There are many different types of treatments that have been used for frozen shoulder including physiotherapy, surgery, corticosteroid injections and pain medications. However, the “best” treatment method is still highly debated. It has been found that patients following a physiotherapy program in combination with medical management from their doctor will see the fastest resolution of symptoms and return of function, usually occurring within 6-18 months. (1,4) 

What can physiotherapy do for you?

Although there is not “one best treatment option” for frozen shoulder, giving physiotherapy the cold shoulder is not the answer. At Avenue Physio, a physiotherapist will be able to: 

  • Assess what stage of frozen shoulder you are experiencing. 
  • Help you find ways to modify your activities so you can still participate in daily tasks to the best of your abilities. 
  • Provide manual therapy and guide you through a stretching and exercise program. 
  • Provide evidence informed therapeutic modalities such as Shock Wave Therapy. 
  • Help manage your expectations in relation to your recovery process. 
  • Work with your Doctor to help manage your pain and loss of function. 


What can you do for yourself? 

While waiting to see a physiotherapist you can take an active role in managing your own condition by: (4) 

  • Applying heat or ice to the affected shoulder for pain management.
  • Keep the shoulder moving in a pain free range. Immobilizing the shoulder can make the condition worse. You can place objects higher at home to encourage you to lift your arm. 
  • Avoid sleeping on the affected side. 
  • Over the counter pain medication. Speak to your pharmacist or doctor about which over the counter pain medication may work best for you.  
  • Be patient. Frozen shoulder is a stubborn condition that takes a long time to heal, it is important to stay positive and let it run its course. 
  • Be conscious of your neck and back posture. Shoulder problems can often lead to neck and back problems as well, staying conscious of your posture can help avoid additional pain in these areas. 



What is the main cause of frozen shoulder?

We don’t fully understand what causes a frozen shoulder, but an inflammatory process is most likely involved. Sometimes it is caused after the shoulder has been immobilized after an injury, surgery or illness. And other times it seems to happen for no reason. 

What is the fastest way to get rid of a frozen shoulder?

Sadly there does not appear to be a fast way to get rid of a frozen shoulder. Firstly you need to know what phase you are at of the normal course of a frozen shoulder: freezing, frozen or thawing. In the freezing stage the goal is to manage the pain and work on gentle ROM exercises. In the frozen stage range of motion exercise working into pain. In the thawing stage progression of range of motion exercises.   

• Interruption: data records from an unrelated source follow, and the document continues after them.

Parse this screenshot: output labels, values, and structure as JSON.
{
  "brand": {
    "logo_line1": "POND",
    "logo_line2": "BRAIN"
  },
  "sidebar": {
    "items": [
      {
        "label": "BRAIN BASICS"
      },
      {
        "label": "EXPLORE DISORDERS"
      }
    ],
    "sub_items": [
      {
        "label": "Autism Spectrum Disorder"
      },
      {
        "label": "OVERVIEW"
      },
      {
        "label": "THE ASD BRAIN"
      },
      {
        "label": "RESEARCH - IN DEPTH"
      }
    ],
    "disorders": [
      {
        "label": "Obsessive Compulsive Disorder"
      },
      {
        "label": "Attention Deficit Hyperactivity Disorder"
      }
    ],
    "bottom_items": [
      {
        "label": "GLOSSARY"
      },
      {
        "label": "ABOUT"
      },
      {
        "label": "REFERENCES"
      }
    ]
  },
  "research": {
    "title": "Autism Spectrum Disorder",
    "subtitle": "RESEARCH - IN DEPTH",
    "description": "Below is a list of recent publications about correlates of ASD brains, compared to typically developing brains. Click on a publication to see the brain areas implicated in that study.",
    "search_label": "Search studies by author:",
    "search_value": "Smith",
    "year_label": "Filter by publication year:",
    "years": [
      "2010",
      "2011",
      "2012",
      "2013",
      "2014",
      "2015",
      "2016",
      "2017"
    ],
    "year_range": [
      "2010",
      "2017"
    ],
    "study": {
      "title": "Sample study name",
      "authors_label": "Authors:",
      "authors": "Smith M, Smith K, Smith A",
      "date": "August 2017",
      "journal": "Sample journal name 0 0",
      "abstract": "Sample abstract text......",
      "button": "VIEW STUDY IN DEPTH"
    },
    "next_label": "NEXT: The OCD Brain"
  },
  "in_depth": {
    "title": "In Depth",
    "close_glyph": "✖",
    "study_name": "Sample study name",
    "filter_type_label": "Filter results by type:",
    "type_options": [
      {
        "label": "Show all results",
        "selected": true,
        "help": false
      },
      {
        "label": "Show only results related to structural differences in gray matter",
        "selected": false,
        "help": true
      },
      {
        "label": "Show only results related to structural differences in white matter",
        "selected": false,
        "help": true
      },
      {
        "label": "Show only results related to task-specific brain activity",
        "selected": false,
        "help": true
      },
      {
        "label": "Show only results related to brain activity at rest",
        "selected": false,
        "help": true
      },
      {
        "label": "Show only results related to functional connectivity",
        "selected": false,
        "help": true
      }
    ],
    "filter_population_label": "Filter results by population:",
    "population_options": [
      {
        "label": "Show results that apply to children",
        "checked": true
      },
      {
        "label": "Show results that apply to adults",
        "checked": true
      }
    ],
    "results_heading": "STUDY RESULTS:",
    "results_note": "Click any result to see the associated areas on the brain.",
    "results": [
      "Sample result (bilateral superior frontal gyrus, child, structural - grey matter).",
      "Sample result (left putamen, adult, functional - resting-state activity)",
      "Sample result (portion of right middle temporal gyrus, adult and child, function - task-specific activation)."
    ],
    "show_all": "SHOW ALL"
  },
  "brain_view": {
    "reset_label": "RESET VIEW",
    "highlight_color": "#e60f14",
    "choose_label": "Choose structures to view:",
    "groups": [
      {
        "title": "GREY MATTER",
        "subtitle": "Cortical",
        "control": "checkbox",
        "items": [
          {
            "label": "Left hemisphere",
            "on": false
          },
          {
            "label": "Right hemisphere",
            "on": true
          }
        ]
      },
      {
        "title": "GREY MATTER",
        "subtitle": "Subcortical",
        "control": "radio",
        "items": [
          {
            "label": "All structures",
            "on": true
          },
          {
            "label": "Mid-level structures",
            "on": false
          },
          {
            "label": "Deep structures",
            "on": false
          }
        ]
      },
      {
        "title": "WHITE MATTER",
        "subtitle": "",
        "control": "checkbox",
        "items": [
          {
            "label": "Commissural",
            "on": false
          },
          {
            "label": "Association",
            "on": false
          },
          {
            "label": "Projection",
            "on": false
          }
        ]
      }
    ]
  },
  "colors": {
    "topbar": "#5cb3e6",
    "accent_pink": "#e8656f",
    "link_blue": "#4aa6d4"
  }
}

How does a frozen shoulder feel?

In the freezing stage a frozen shoulder can be quite painful and will refer to the deltoid area (the cap of your shoulder). It can be painful at night and quite sharp and debilitating with certain movements. In the frozen stage you only experience pain with movement. In the thawing stage the pain will be less and you will notice your range improving. 


Come see a physiotherapist at Avenue Physio, we will give you a shoulder to cry on.


Written by Kelly Barrie

Kelly is the owner of Avenue Physio and is proud to be part of a supportive and personable team that is dedicated to providing a high quality of treatment and experience to patients. She has been a physiotherapist for over 25 years treating a range of orthopedic conditions including chronic pain, motor vehicle collisions, and sports injuries (from the weekend warrior to high level). Kelly has always been passionate about movement and promoting healthy lifestyles. First, as a Certified Personal Trainer, and for the last 25 years as a physiotherapist. Kelly has completed the highest level of Certification in Manual and Manipulative Therapy that is internationally recognized (FCAMPT). Advanced knowledge of strengthening programs, manual therapy skills, and critical thinking optimize her treatment plans for her patients so they can reach their movement goals.